### [Task to complete]
Using the data that follows, give the number of lines where the string "Section" occurs, and nothing else.

### [Component data from apps and pages]
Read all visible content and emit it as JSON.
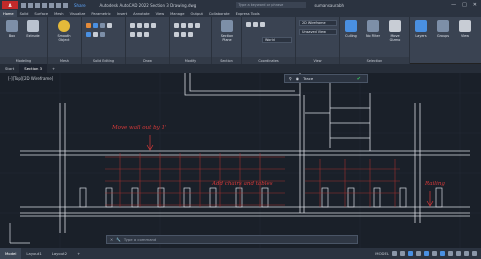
{
  "titlebar": {
    "logo": "A",
    "share": "Share",
    "document": "Autodesk AutoCAD 2022  Section 3 Drawing.dwg",
    "search_placeholder": "Type a keyword or phrase",
    "user": "sumansaurabh",
    "window_controls": [
      "—",
      "□",
      "✕"
    ]
  },
  "tabs": [
    "Home",
    "Solid",
    "Surface",
    "Mesh",
    "Visualize",
    "Parametric",
    "Insert",
    "Annotate",
    "View",
    "Manage",
    "Output",
    "Collaborate",
    "Express Tools"
  ],
  "active_tab": "Home",
  "ribbon": {
    "panels": [
      {
        "title": "Modeling",
        "buttons": [
          "Box",
          "Extrude"
        ]
      },
      {
        "title": "Mesh",
        "buttons": [
          "Smooth Object"
        ]
      },
      {
        "title": "Solid Editing",
        "buttons": []
      },
      {
        "title": "Draw",
        "buttons": []
      },
      {
        "title": "Modify",
        "buttons": []
      },
      {
        "title": "Section",
        "buttons": [
          "Section Plane"
        ]
      },
      {
        "title": "Coordinates",
        "buttons": []
      },
      {
        "title": "View",
        "buttons": []
      },
      {
        "title": "Selection",
        "buttons": [
          "Culling",
          "No Filter",
          "Move Gizmo"
        ]
      },
      {
        "title": "",
        "buttons": [
          "Layers",
          "Groups",
          "View"
        ]
      }
    ],
    "visual_style": "2D Wireframe",
    "view_name": "Unsaved View",
    "ucs": "World"
  },
  "doc_tabs": [
    "Start",
    "Section 3"
  ],
  "active_doc_tab": "Section 3",
  "viewport_label": "[-][Top][2D Wireframe]",
  "trace_toolbar": {
    "label": "Trace"
  },
  "annotations": [
    {
      "text": "Move wall out by 1'"
    },
    {
      "text": "Add chairs and tables"
    },
    {
      "text": "Railing"
    }
  ],
  "command_line": {
    "placeholder": "Type a command"
  },
  "layout_tabs": [
    "Model",
    "Layout1",
    "Layout2"
  ],
  "active_layout": "Model",
  "status": {
    "model_label": "MODEL"
  },
  "colors": {
    "markup": "#d93a3a",
    "accent": "#4a90e2",
    "confirm": "#36c25a"
  }
}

### [Expected answer]
5